Sounds of power tools and shearing metal fill the air, accompanied by the unmistakable spirit of adolescent geekiness. Violence is always primal and compelling, and when it's presented as a sporting contest, an audience can't wait to cheer on the bloodshed. And if this violence is perpetrated by a group of people who aren't usually associated with savagery, it can be as fascinating to watch as the junior high geek who gets into a fistfight. Nerd testosterone always demands attention.
A CNN camera crew chases down Greg Munson, who is co-producer of BattleBots, along with his cousin, Trey Roski. "It's the sport of the future," Munson tells the reporter. "The sport of the new millennium."
Anyone listening in might get the impression that Munson and Roski invented the idea of robotic combat. But, in fact, the sport first debuted in 1994 at a drafty warehouse in San Francisco's Fort Mason.

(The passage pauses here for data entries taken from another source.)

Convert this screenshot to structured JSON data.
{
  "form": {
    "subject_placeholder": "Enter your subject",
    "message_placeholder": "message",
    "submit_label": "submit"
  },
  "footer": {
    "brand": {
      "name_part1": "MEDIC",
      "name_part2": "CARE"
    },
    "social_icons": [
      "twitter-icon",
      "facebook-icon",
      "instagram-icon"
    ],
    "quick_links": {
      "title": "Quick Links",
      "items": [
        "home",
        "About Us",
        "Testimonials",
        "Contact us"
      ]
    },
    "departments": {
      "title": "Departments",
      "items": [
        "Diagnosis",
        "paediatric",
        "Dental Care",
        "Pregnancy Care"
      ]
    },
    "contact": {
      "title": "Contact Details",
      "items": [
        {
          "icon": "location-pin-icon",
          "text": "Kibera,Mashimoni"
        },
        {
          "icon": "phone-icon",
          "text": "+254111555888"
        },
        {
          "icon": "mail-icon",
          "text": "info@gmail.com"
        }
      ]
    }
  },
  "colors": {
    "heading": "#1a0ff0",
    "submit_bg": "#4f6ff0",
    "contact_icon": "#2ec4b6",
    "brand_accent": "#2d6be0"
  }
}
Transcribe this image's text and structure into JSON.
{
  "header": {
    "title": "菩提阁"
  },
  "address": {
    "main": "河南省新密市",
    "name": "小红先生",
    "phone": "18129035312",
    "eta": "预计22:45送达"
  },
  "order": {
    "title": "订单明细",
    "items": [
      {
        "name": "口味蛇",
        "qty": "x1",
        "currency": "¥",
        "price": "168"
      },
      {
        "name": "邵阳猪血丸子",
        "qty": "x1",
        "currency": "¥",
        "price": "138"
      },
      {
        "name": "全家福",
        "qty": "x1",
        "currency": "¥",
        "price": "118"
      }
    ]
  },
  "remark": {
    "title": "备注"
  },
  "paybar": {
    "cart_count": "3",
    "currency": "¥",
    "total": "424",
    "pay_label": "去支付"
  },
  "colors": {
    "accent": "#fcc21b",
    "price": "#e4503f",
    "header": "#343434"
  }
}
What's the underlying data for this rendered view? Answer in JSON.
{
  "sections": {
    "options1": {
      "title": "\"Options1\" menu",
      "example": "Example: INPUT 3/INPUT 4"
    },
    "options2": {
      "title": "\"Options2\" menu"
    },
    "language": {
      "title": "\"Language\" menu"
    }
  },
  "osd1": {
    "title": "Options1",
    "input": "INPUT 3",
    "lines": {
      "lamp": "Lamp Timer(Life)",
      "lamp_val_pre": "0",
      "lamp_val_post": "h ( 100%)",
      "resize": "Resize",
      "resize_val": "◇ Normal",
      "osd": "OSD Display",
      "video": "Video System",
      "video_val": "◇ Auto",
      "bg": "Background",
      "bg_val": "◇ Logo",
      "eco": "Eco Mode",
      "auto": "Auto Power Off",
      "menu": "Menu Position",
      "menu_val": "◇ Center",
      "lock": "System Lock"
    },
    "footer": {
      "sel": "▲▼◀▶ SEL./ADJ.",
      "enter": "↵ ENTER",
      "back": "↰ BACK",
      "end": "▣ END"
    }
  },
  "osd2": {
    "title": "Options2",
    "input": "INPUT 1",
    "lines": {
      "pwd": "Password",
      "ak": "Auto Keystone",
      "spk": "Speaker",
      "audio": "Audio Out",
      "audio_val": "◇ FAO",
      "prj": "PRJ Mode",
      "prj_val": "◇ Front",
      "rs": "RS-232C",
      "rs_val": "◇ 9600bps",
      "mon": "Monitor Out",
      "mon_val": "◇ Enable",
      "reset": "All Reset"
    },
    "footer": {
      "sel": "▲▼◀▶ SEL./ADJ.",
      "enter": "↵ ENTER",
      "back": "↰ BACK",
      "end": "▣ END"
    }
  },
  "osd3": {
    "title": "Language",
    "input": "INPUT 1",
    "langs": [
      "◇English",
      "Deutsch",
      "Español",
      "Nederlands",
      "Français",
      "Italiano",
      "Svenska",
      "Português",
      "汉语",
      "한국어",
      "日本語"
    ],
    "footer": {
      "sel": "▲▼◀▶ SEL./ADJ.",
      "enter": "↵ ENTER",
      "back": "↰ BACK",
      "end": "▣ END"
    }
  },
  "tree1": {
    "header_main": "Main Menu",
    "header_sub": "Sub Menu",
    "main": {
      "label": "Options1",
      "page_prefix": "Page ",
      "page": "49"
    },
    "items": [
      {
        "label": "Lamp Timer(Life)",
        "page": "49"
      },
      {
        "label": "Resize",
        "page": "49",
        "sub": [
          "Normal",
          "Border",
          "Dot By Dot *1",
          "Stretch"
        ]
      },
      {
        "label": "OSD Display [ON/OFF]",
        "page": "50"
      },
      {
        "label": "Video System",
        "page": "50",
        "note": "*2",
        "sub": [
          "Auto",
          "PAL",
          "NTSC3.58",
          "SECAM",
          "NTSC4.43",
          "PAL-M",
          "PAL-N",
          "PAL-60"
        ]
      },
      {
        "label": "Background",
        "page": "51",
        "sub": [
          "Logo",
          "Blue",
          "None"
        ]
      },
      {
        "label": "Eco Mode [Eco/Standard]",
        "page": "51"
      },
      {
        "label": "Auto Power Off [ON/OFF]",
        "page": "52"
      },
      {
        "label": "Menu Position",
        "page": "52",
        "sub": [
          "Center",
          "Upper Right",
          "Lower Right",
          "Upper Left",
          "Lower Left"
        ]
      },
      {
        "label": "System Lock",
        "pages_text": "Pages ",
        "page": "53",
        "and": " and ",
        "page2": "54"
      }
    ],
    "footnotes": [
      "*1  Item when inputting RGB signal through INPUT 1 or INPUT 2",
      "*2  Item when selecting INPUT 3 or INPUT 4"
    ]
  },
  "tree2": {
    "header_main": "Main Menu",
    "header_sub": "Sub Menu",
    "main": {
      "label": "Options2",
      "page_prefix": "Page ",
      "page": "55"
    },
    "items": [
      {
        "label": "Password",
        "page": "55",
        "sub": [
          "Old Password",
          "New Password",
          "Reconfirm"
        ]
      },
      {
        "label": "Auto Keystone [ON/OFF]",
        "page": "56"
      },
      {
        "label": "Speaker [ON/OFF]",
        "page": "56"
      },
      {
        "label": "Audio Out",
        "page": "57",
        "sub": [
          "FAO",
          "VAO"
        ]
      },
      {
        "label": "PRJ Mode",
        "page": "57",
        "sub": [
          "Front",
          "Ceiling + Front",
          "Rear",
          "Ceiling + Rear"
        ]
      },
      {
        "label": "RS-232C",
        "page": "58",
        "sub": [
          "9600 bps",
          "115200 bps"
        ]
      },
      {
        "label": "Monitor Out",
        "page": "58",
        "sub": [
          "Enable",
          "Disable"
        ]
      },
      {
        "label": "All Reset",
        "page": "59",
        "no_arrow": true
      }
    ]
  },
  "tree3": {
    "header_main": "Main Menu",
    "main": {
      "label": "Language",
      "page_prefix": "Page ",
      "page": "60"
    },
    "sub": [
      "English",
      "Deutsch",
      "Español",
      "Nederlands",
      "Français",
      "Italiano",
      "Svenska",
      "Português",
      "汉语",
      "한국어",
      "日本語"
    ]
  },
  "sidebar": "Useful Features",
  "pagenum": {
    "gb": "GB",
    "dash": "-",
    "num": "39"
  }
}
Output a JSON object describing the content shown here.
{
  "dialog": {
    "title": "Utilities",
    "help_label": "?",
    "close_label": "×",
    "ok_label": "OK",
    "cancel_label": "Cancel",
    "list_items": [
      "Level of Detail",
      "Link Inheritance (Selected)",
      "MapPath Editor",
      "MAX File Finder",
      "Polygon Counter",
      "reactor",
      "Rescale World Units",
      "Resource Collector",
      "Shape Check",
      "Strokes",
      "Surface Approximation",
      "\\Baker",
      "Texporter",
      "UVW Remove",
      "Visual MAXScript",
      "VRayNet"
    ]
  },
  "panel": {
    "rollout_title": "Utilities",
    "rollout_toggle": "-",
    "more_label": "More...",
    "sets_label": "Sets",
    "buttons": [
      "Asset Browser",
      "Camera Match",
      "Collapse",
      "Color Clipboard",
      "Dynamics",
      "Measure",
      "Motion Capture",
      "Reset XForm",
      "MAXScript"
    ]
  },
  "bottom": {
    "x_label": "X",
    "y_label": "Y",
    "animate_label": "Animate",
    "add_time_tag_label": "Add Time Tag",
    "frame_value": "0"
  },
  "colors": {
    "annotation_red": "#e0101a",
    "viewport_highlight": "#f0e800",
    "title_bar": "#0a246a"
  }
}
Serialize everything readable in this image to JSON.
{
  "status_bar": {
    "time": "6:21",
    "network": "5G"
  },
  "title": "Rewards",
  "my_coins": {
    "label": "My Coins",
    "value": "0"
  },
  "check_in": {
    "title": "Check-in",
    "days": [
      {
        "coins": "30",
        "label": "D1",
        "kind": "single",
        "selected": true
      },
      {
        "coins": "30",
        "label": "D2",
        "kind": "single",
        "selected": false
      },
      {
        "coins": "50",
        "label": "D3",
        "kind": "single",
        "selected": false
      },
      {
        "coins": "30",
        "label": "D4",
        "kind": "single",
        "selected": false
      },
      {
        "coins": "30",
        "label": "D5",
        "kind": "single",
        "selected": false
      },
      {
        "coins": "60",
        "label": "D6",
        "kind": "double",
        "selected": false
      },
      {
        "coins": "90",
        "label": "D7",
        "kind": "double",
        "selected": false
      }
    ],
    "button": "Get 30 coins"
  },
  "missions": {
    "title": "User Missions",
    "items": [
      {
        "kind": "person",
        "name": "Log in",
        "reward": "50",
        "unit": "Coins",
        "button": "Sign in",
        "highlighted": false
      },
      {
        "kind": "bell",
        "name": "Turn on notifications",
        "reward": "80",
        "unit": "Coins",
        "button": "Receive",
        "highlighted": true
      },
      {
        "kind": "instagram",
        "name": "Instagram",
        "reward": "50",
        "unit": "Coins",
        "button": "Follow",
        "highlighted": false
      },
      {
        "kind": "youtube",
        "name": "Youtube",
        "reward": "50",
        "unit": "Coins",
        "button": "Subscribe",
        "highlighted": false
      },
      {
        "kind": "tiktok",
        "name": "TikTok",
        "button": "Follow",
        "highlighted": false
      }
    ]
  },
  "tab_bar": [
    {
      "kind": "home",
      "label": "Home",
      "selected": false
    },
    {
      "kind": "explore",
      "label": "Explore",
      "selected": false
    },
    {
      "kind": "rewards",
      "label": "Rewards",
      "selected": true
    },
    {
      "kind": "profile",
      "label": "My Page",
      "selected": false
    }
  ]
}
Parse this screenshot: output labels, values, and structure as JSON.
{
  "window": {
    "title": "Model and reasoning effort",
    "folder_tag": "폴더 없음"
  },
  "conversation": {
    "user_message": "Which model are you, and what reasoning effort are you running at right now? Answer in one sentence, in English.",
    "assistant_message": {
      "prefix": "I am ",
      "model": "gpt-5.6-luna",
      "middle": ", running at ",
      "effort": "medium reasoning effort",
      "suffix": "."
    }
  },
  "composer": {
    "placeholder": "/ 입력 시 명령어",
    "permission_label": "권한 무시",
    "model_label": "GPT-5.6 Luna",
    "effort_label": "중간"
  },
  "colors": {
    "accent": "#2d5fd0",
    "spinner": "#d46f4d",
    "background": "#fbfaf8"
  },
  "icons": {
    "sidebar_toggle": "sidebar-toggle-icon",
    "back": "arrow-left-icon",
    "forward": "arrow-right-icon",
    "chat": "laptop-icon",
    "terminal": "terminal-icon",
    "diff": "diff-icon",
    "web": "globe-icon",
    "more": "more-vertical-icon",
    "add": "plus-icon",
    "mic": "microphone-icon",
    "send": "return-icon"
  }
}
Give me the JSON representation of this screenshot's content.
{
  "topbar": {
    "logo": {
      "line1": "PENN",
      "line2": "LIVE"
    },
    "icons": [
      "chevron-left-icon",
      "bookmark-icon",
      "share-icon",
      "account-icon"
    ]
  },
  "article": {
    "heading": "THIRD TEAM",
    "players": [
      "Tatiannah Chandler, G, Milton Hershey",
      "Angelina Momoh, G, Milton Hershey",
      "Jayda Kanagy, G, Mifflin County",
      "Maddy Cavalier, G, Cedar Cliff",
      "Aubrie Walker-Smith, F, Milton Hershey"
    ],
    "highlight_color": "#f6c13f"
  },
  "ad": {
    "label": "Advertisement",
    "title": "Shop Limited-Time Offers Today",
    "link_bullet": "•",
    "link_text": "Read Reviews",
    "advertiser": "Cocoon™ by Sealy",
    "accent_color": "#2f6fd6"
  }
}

Back then, the annual event was called Robot Wars, and for four years it attracted international attention as the first-of-its-kind venue for robotic carnage. Roski and Munson were competitors at the original Robot Wars, as was Smentowski and many of the others who have shown up in Long Beach for BattleBots.
But Robot Wars has not been staged since 1997, the victim of two years of heated litigation. The BattleBots contest in Long Beach is a new incarnation of the concept, an effort by new organizers to revive a sport that had disappeared into the maw of courthouses and law offices.
In many ways, the fight over who owns the rights to Robot Wars has been bloodier than any robot duel. Marc Thorpe, the Bay Area model builder who dreamed up the sport and produced the first four Robot Wars events, is no longer involved with any aspect of the business. Thorpe has been sued for $8.9 million by his former business partner, Steve Plotnicki, owner of New York-based Profile Records.